A brown-bag lunch will be held on September 20 in the Department of History’s conference room, Wilson-Short 333 from noon to 1 p.m.
On September 20th, The Columbia Chair in the History of the American West is sponsoring a lecture by Darren Dochuk from the University of Notre Dame. He is the author of From Bible Belt to Sunbelt, which one some significant awards. He will be speaking on the confluence of oil, religion, the American West, and the growth of the US as a petri-state in the 20th century.
The talk will be held in the CUB Junior Ballroom East on September 20 from 4:00 – 5:00 p.m. The announcement can be seen here.
With gratitude to Jack and Janet Creighton, who established the Creighton Native American Research Fund, the Public History Field School and Research Seminar from May 22 – June 11 was a great success. A number of presentations were heard in Virginia City, Montana, Salmon, Idaho and Fort Hall, Idaho. The presentations were based on the findings, research papers, and field school projects completed by 10 students – including one member of the Shoshone-Bannock Tribes. The fourth Annual Daylight Creek Gathering in Virginia City was one event. The group was invited to present at the Bannock Gathering in Fort Hall, Idaho on August 9, 2016. A pictorial journal was prepared and dedicated to Mr. and Mrs. Creighton. Learn more about Jack and Janet Creighton from this December 2015 WSU News article.
In conjunction with the College of Arts and Sciences’ Week of Welcome, the Department of History hosted an open house August 18. Several faculty and graduate students attended and discussed various programs with interested students. A variety of refreshments was enjoyed by all.
This year marks the fourth annual Daylight Creek Gathering in Virginia City, Montana. Commemorating the Treaty of September 24, 1868 with the Mixed Band of Shoshone, Bannock, and Sheepeater people and Tendoy’s Cession Document of January 3, 1870, forms the foundation of this annual event.
The 2015 Gathering celebrated the dedication of Tendoy Park in Virginia City, and this year’s event will feature presentations by members of the John and Janet Creighton Public History Field School, focusing on preliminary interpretive plans for Tendoy Park.

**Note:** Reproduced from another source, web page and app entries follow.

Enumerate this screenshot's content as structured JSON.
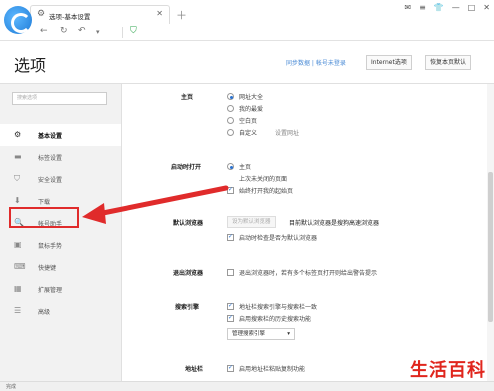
{
  "tab": {
    "title": "选项-基本设置"
  },
  "header": {
    "title": "选项",
    "sync_link": "同步数据 | 帐号未登录",
    "internet_options": "Internet选项",
    "restore_defaults": "恢复本页默认"
  },
  "sidebar": {
    "search_placeholder": "搜索选项",
    "items": [
      {
        "label": "基本设置",
        "icon": "gear-icon"
      },
      {
        "label": "标签设置",
        "icon": "tab-icon"
      },
      {
        "label": "安全设置",
        "icon": "shield-icon"
      },
      {
        "label": "下载",
        "icon": "download-icon"
      },
      {
        "label": "帐号助手",
        "icon": "key-icon"
      },
      {
        "label": "鼠标手势",
        "icon": "mouse-icon"
      },
      {
        "label": "快捷键",
        "icon": "keyboard-icon"
      },
      {
        "label": "扩展管理",
        "icon": "puzzle-icon"
      },
      {
        "label": "高级",
        "icon": "list-icon"
      }
    ]
  },
  "content": {
    "home": {
      "label": "主页",
      "options": [
        "网址大全",
        "我的最爱",
        "空白页",
        "自定义"
      ],
      "set_url": "设置网址"
    },
    "startup": {
      "label": "启动时打开",
      "options": [
        "主页",
        "上次未关闭的页面"
      ],
      "always_open": "始终打开我的起始页"
    },
    "default_browser": {
      "label": "默认浏览器",
      "button": "设为默认浏览器",
      "status": "目前默认浏览器是搜狗高速浏览器",
      "check": "启动时检查是否为默认浏览器"
    },
    "exit_browser": {
      "label": "退出浏览器",
      "option": "退出浏览器时，若有多个标签页打开则给出警告提示"
    },
    "search_engine": {
      "label": "搜索引擎",
      "opt1": "地址栏搜索引擎与搜索栏一致",
      "opt2": "启用搜索栏的历史搜索功能",
      "manage": "管理搜索引擎"
    },
    "address_bar": {
      "label": "地址栏",
      "opt1": "启用地址栏粘贴复制功能"
    }
  },
  "status": {
    "text": "完成"
  },
  "watermark": "生活百科",
  "colors": {
    "accent": "#2a72d0",
    "highlight": "#e02b2b"
  }
}
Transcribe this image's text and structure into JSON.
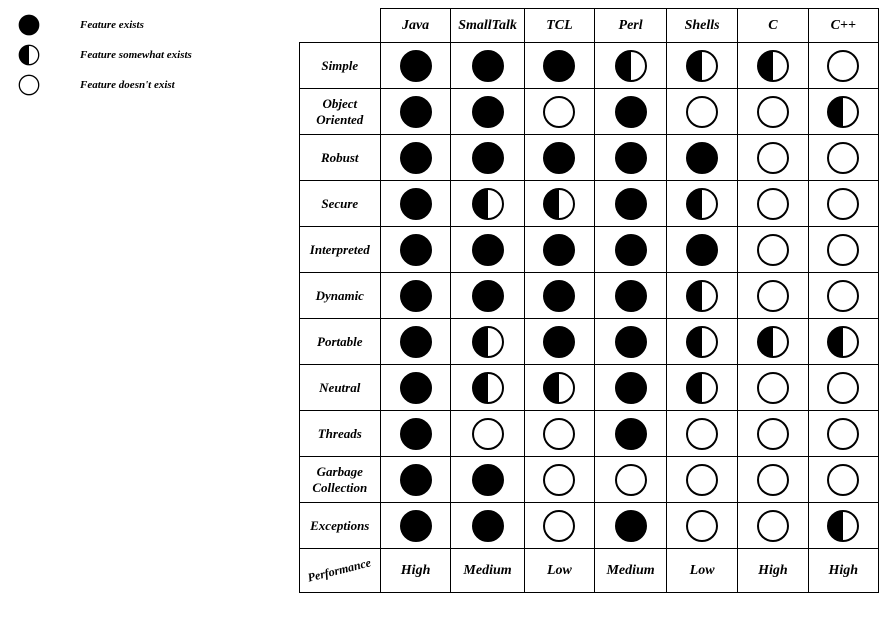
{
  "legend": [
    {
      "icon": "full",
      "label": "Feature exists"
    },
    {
      "icon": "half",
      "label": "Feature somewhat exists"
    },
    {
      "icon": "empty",
      "label": "Feature doesn't exist"
    }
  ],
  "chart_data": {
    "type": "table",
    "languages": [
      "Java",
      "SmallTalk",
      "TCL",
      "Perl",
      "Shells",
      "C",
      "C++"
    ],
    "features": [
      "Simple",
      "Object Oriented",
      "Robust",
      "Secure",
      "Interpreted",
      "Dynamic",
      "Portable",
      "Neutral",
      "Threads",
      "Garbage Collection",
      "Exceptions"
    ],
    "values": [
      [
        "full",
        "full",
        "full",
        "half",
        "half",
        "half",
        "empty"
      ],
      [
        "full",
        "full",
        "empty",
        "full",
        "empty",
        "empty",
        "half"
      ],
      [
        "full",
        "full",
        "full",
        "full",
        "full",
        "empty",
        "empty"
      ],
      [
        "full",
        "half",
        "half",
        "full",
        "half",
        "empty",
        "empty"
      ],
      [
        "full",
        "full",
        "full",
        "full",
        "full",
        "empty",
        "empty"
      ],
      [
        "full",
        "full",
        "full",
        "full",
        "half",
        "empty",
        "empty"
      ],
      [
        "full",
        "half",
        "full",
        "full",
        "half",
        "half",
        "half"
      ],
      [
        "full",
        "half",
        "half",
        "full",
        "half",
        "empty",
        "empty"
      ],
      [
        "full",
        "empty",
        "empty",
        "full",
        "empty",
        "empty",
        "empty"
      ],
      [
        "full",
        "full",
        "empty",
        "empty",
        "empty",
        "empty",
        "empty"
      ],
      [
        "full",
        "full",
        "empty",
        "full",
        "empty",
        "empty",
        "half"
      ]
    ],
    "performance_label": "Performance",
    "performance": [
      "High",
      "Medium",
      "Low",
      "Medium",
      "Low",
      "High",
      "High"
    ]
  }
}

The three-week (May 23-June 11, 2016) field school (week one: Virginia City; week two: Salmon, Idaho; week three: Fort Hall Indian Reservation) put 10 WSU students into a collaborative public history setting where they conducted research, designed, and produced preliminary interpretive plans for Tendoy Park.

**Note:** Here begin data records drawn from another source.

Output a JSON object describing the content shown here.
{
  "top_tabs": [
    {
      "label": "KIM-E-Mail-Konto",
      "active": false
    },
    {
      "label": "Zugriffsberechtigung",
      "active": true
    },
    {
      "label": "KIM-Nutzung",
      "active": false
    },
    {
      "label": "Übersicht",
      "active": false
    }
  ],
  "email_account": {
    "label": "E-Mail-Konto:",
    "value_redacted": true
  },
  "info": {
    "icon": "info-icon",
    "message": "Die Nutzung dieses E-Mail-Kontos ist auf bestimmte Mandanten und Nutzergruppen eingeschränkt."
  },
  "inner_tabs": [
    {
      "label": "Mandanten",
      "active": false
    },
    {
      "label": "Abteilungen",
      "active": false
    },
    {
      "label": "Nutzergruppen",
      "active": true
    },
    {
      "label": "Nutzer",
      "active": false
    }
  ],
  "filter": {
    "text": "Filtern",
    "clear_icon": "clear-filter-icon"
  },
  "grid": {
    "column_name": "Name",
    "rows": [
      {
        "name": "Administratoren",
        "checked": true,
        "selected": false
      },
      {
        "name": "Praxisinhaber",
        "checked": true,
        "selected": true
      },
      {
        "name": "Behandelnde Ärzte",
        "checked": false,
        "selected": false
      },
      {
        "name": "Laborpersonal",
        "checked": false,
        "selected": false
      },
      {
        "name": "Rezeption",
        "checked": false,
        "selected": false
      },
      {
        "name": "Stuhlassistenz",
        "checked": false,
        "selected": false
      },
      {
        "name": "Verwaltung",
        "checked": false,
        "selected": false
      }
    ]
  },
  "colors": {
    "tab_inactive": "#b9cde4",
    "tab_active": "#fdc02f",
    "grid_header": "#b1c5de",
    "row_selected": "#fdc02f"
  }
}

Allison Bremmeyer, Jared Chastain, and Alicia Woodard will present the field school’s student “deliverables” to tribal and municipal stakeholders at a public presentation at the Madison County Courthouse on Saturday, July 16, 2016. Their presentation represents public consultation with the affected parties.
For more information, see the Year 4 Poster for this event. Contact can be made with Leo Arriwite (208) 478-4041 or Theresa Bache at (208) 236-1187.

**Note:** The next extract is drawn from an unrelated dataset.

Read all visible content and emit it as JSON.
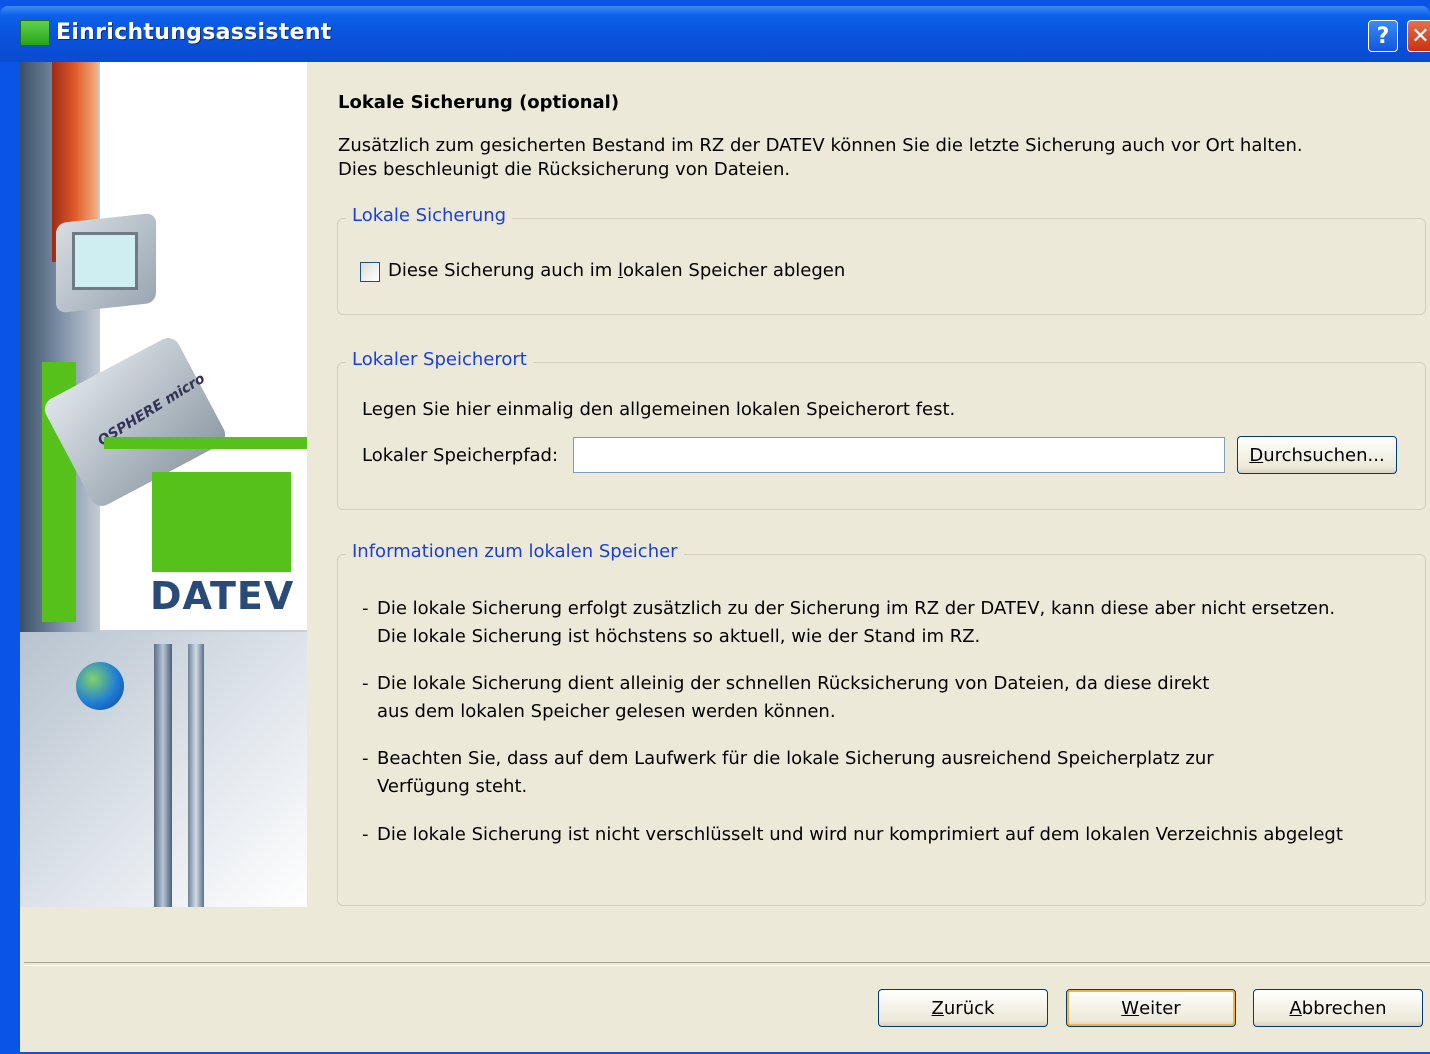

WSU – Tri-Cities (in Richland Washington), is hosting a conference March 17-19, 2017: “Legacies of the Manhattan Project at 75 Years.” A Call for Papers has been issued with the abstract deadline of September 1, 2016. For more information, visit Hanford History Project.
Abstracts are limited to 250 words. Conference papers are anticipated to be published as an edited volume in the following year. Send abstracts or questions to email@example.com.
Once a small farming community, the area was transformed when it became the site of the Manhattan Project’s plutonium production facility in the Second World War. Hanford continued to produce plutonium throughout the Cold War, contributing to the nation’s national defense, even as the environmental cost built up locally. In recent years, Hanford has been the site of an extensive clean-up effort undertaken by the US Department of Energy in agreement with the US Environmental Protection Agency and the Washington State Department of Ecology.
On May 7, many undergraduate History majors and three Masters Degree recipients participated in the graduation ceremony at Beasley Coliseum. The Department of History hosts a luncheon each year on graduation day to honor History majors, double-majors and graduate students. A complete list of the class of 2016 can be found here. The photo above is of some History students ready to begin their new lives.
Above are Brittany Maziarz, undergraduate receiving her BA, Jason Hogstad and Calen Rau, two of the graduate students who have earned their Masters degrees and Alistair Fortson who earned his BA in History. James Anderson, also an MA recipient, could not be in attendance.
Professor Theresa Jordan, Clinical Associate Professor of History, and Olivia Murphy, who earned a BA in History with an English minor.
Some of the students and parents in attendance May 7.
Many scholarship and fellowship recipients attended this year’s awards ceremony on April 29. Thanks to great alumni and friends, the department is blessed with numerous scholarships available to our majors. Many undergraduate and graduate students have excelled in research, writing, and academic excellence.
The ceremony was well attended by faculty, undergraduate and graduate students.